Study groups—the benefits of working with others

Working alone can make for a good studying atmosphere, but why not study with a group of friends? If they are not more distracting than helpful, friends or classmates can make some of the best study tools available.

Working together is great for many reasons. Firstly, people who have common interests are more likely to be productive in a study environment. Whether studying literature, art, music or psychology, having other people who know the material being studied is a good help when studying is a must.

Sometimes, studying can be boring depending on the subject and interest in reviewing the material. Every student knows that studying is a must because we are told from the time we are little to study hard to get good grades, but sometimes studying is less effective without a little leisure time. Taking a break from homework or studying is a nice alleviation from the stress of school, but having someone to take the break with is even better. It gives someone to talk to and to take minds off of the books for a few minutes. The biggest concern with this benefit is that some friends can make the break last a little too long.

Speaking of breaks, coffee makes a great distraction from studying. Students tend to be drawn to studying in a coffee shop, and something about having a coffee in one hand and a pen in the other gives a sense of comfort to the studying student. Enjoying a cup of coffee with a study group and writing thoughts down or study materials are great conversation starters. For example, finding out what someone’s coffee is could lead to a realm of new information about that person, and it could lead to a permanent study buddy!
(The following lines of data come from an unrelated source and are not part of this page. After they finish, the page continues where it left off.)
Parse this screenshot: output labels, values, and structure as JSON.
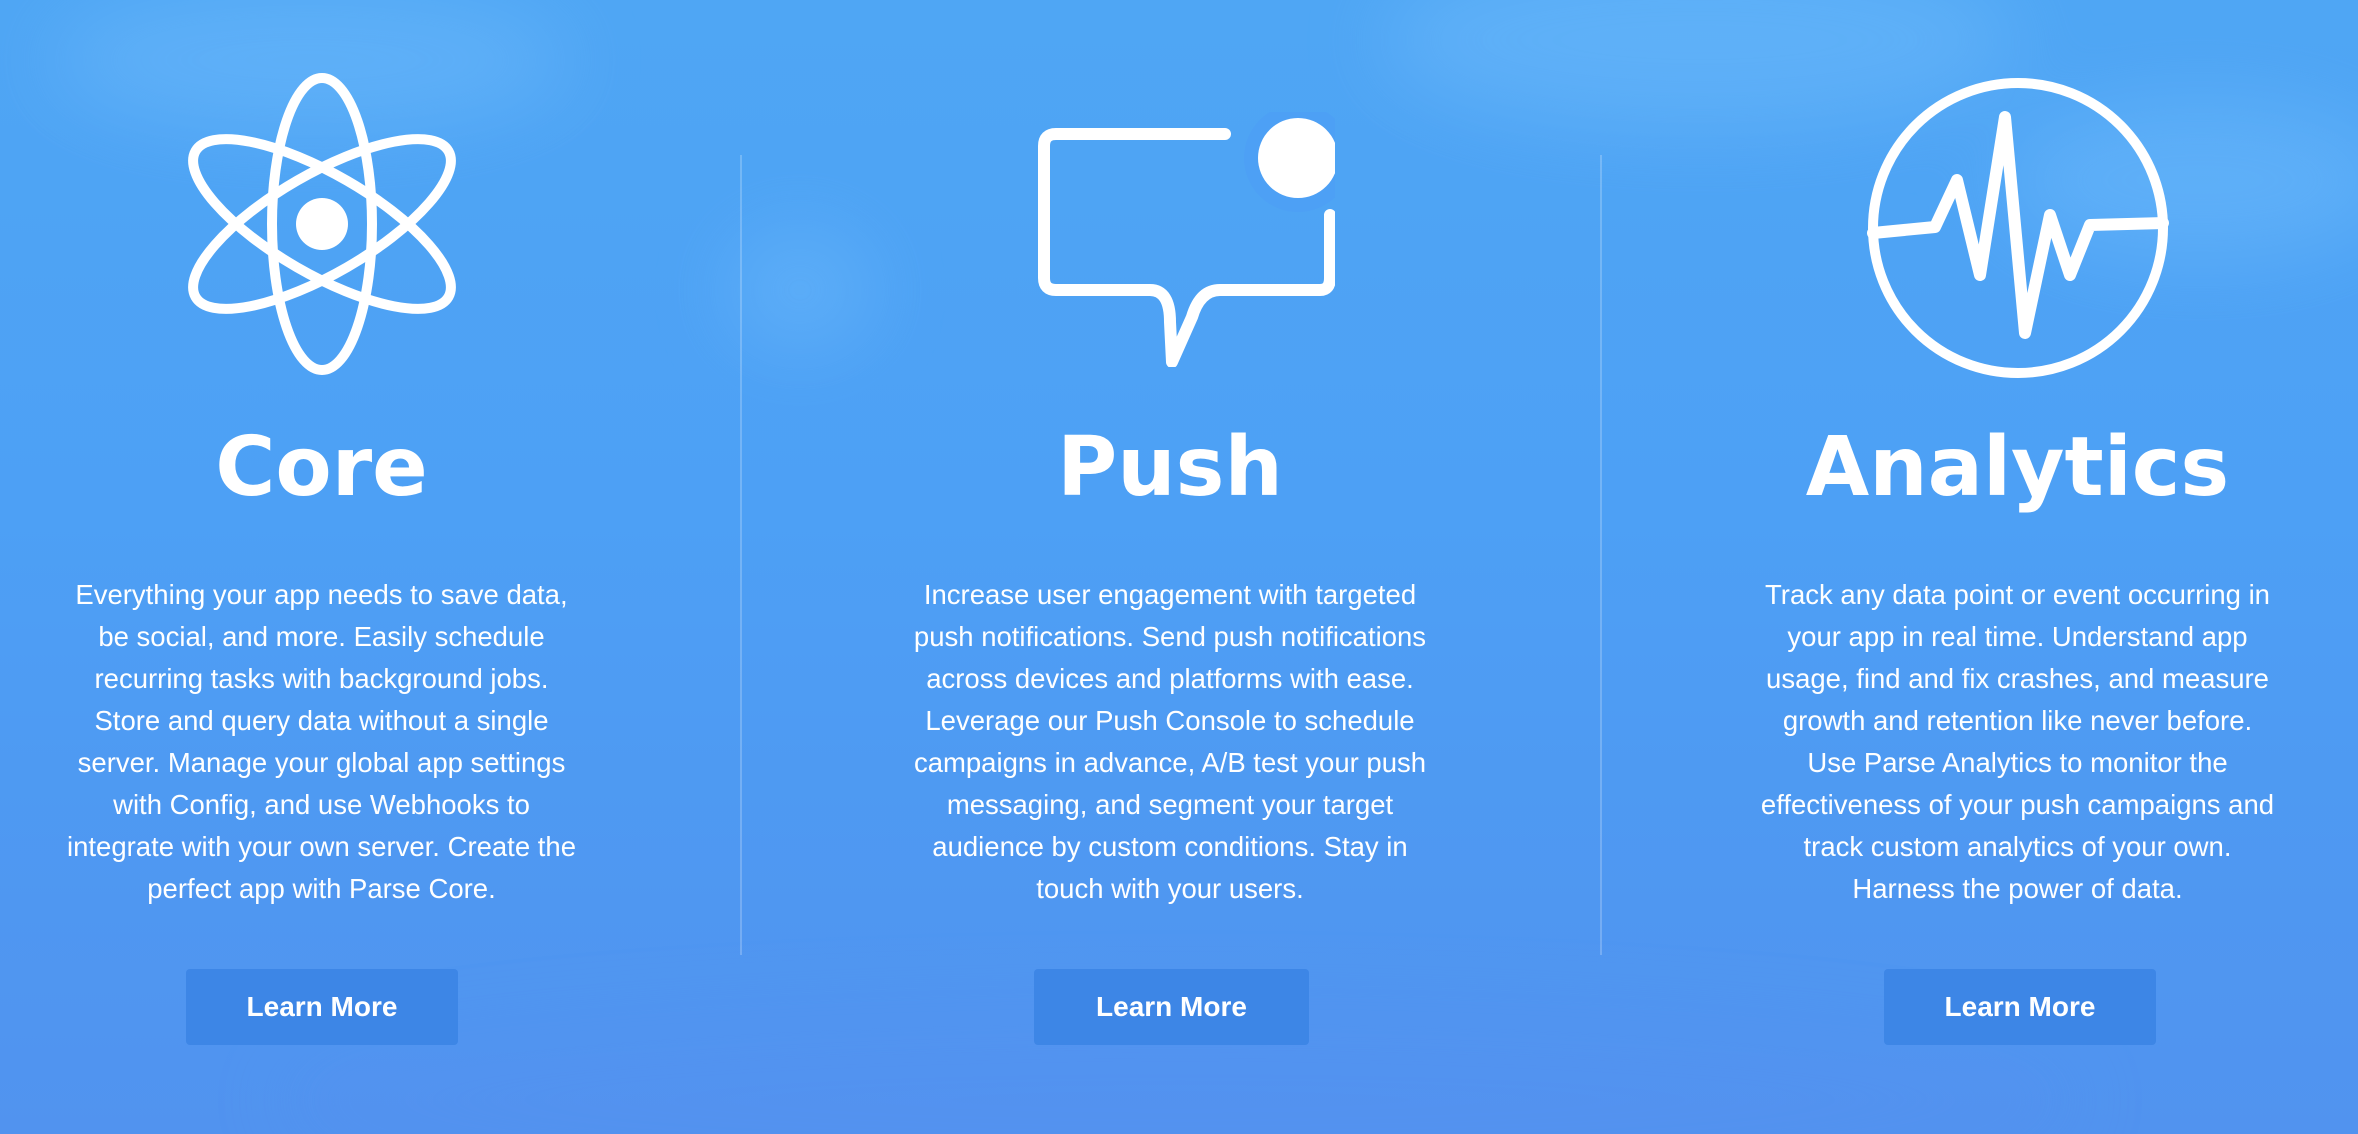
{
  "colors": {
    "background_top": "#4fa6f4",
    "background_bottom": "#5193ef",
    "button": "#3d86e6",
    "text": "#ffffff"
  },
  "features": [
    {
      "icon": "atom-icon",
      "title": "Core",
      "description": "Everything your app needs to save data, be social, and more. Easily schedule recurring tasks with background jobs. Store and query data without a single server. Manage your global app settings with Config, and use Webhooks to integrate with your own server. Create the perfect app with Parse Core.",
      "button_label": "Learn More"
    },
    {
      "icon": "chat-notification-icon",
      "title": "Push",
      "description": "Increase user engagement with targeted push notifications. Send push notifications across devices and platforms with ease. Leverage our Push Console to schedule campaigns in advance, A/B test your push messaging, and segment your target audience by custom conditions. Stay in touch with your users.",
      "button_label": "Learn More"
    },
    {
      "icon": "pulse-circle-icon",
      "title": "Analytics",
      "description": "Track any data point or event occurring in your app in real time. Understand app usage, find and fix crashes, and measure growth and retention like never before. Use Parse Analytics to monitor the effectiveness of your push campaigns and track custom analytics of your own. Harness the power of data.",
      "button_label": "Learn More"
    }
  ]
}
While drinking a cup of coffee with classmates and being productive with the people of common interest, friendships can form from simple study sessions like the late night coffee shop meetings or practicing for a large presentation. Finding a group of classmates is an effective way to find the best study group, and some of those classmates could turn out to be one of the best friends of an entire academic career. Not only can friends and classmates improve your study time. They can improve your study skills as well.

Studying in a group can teach a student many things a classroom cannot. For example, a teacher can tell a student to use index cards for notes, but students interpret advice differently than others. Because of this, sharing techniques and study habits with a study group of classmates or friends has the potential to create a well-rounded set of study skills that will be endlessly useful for academic purposes and even professional purposes.

Find a study group and be sure to meet up with them, talk to them, and get to know them. Classmates can turn to best friends, and friends can turn into valuable study resources.